In addition to recruiting the volunteer nature observers, the national network is encouraging long-term phenology research by trained scientists around the country. So far, that research is being conducted at two Minnesota sites: the University of Minnesota’s Cedar Creek Ecosystem Science Reserve near Bethel and the Marcell Experimental Forest, north of Grand Rapids.
Amateur phenologists traditionally have recorded seasonal “firsts”: the first red-winged blackbird spotted in the springtime in a particular area, the first budbreak spotted on aspen trees in an area. In fact, the word phenology has a Greek root, phaino, that means “to appear.”
For phenology buffs who have been keeping records for years, the national network encourages them to continue noting their observations as they have in order to maintain the integrity of long-term studies. The network also encourages people who have non-computerized, often-handwritten, notes that go back a number of year to fill out an on-line description of what they have. Researchers eventually may seek out those notes for the data base.
For newcomers to phenology, and for long-time nature observers willing to take part in the on-line project, the network’s protocols urge participants to choose a site for regular observations and to record the development of a few specific specimens from each plant species they track.
Instead of recording only a “first” for the season — for example, the first budding — the observer would follow those few specimens through an entire summer, recording their development through specific life stages, or phenophases. On a hardwood tree or shrub, for example, the national network’s protocol calls for the observer to record six stages: emerging leaves, unfolded leaves, leaves are 75 percent of their full size, half the leaves have turned colors, half the leaves have fallen, all the leaves are down.

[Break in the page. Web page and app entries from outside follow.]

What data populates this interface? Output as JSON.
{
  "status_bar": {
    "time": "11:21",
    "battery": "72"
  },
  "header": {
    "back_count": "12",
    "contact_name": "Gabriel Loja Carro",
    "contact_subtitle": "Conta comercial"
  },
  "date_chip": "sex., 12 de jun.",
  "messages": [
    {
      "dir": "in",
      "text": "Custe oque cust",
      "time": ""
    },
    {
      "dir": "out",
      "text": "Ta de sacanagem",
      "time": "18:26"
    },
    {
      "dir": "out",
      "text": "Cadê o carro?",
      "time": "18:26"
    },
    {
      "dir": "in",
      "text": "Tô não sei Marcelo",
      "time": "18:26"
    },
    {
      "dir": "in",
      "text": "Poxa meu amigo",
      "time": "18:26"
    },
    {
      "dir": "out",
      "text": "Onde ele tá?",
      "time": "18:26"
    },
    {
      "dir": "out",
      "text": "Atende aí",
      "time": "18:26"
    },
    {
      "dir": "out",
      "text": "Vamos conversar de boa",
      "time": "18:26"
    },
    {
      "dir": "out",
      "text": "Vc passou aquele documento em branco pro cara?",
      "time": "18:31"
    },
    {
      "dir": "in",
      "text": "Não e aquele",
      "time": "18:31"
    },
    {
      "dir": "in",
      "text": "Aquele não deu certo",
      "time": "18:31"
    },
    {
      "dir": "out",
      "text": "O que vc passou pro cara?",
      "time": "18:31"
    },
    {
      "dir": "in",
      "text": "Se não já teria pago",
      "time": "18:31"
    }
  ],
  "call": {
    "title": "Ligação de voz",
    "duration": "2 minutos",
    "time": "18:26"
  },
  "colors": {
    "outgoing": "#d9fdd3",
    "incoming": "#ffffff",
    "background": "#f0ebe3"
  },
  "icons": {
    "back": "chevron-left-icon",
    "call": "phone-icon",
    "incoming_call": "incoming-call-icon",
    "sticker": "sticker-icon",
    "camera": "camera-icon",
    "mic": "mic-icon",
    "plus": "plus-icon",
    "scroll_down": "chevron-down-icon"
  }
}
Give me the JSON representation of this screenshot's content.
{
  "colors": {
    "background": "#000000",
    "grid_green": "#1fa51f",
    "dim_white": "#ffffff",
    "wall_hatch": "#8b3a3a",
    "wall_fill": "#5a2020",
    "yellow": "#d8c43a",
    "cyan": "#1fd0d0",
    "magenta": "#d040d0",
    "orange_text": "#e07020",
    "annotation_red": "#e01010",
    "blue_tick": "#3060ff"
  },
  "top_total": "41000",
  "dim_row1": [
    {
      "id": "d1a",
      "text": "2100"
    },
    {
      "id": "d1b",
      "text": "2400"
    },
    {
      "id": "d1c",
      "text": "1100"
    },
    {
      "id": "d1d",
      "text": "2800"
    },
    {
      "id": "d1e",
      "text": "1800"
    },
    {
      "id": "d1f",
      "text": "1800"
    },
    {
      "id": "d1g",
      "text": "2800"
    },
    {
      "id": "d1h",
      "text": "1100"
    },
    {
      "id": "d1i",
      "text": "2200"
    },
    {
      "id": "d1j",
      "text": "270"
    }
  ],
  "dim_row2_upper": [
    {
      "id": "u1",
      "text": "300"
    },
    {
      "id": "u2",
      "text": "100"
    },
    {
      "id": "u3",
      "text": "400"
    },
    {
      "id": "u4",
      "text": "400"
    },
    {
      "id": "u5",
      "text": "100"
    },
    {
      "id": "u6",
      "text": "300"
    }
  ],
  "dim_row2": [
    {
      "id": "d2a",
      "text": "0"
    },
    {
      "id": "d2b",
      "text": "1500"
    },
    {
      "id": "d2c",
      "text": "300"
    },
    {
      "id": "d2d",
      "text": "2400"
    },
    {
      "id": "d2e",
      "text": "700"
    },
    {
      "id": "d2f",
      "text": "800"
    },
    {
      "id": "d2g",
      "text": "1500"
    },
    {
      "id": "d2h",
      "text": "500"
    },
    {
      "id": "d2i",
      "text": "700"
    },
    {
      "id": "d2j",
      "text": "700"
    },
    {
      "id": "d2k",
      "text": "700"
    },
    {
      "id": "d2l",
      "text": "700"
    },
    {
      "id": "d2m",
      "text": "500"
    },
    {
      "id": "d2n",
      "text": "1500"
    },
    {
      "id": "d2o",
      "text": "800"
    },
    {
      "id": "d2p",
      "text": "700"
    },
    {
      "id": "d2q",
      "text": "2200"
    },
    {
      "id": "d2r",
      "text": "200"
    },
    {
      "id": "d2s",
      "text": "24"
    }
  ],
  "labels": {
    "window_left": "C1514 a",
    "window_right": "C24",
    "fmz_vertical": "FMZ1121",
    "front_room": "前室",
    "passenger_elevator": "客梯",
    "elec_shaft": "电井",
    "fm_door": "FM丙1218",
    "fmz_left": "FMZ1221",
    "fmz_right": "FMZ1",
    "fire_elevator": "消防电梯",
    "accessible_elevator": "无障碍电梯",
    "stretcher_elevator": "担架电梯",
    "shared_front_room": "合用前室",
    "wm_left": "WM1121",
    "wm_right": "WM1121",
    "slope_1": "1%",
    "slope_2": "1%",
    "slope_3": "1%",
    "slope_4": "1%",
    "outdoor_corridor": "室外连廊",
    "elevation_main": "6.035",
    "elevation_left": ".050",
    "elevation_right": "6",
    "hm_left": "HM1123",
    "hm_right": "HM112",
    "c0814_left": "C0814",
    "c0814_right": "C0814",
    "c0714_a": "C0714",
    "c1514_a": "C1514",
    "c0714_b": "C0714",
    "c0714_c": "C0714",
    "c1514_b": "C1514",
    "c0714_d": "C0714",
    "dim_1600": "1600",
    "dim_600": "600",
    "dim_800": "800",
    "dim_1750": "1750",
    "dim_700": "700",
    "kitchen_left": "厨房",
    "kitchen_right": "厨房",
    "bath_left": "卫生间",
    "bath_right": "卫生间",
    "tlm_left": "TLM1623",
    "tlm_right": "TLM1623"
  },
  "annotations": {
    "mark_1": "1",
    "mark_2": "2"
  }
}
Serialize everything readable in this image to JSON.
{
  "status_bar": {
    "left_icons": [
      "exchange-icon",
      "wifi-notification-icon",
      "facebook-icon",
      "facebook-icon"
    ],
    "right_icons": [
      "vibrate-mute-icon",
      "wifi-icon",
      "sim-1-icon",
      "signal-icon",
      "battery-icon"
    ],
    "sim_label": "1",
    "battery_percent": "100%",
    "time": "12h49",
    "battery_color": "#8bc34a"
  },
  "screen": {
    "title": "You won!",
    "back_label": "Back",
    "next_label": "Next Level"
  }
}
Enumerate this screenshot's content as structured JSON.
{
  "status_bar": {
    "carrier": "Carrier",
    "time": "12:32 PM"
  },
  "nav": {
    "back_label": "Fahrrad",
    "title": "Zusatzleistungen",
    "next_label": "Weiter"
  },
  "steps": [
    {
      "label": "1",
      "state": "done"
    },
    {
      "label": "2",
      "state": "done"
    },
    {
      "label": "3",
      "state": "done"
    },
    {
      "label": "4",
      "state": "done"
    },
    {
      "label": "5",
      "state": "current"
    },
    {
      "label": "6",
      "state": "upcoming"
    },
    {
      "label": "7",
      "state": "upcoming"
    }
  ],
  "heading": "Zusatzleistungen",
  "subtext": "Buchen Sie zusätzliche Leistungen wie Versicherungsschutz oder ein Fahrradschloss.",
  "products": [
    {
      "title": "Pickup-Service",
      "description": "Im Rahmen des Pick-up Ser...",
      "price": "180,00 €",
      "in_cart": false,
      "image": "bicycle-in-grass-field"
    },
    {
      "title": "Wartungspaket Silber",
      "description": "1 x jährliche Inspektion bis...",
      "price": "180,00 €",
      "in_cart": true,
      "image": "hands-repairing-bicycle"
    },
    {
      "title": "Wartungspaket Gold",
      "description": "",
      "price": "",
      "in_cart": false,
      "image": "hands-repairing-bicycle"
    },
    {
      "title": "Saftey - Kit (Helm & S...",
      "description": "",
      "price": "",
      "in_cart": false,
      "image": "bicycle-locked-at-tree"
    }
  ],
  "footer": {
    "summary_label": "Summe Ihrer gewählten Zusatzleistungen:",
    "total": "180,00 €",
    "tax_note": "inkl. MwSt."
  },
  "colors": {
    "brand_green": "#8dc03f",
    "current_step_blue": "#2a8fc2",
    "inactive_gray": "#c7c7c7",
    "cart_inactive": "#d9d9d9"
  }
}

For animals, the network recommends three protocols for observers: pick a particular spot to visit regularly and record the animals they hear or see from that spot; walk a regular loop through a designated site; make multiple passes through a site.
After making notes on those plant stages or the animals on a check list, the observer would log into a data base on the national network’s web site and record the observations.
And, instead of just noting the days on which he or she saw a particular stage, the observer also would note the “null dates” on which the plant was observed, but a particular stage had not occurred. Logging those null dates allows later users of the data to judge the frequency of the observations and evaluate their usefulness.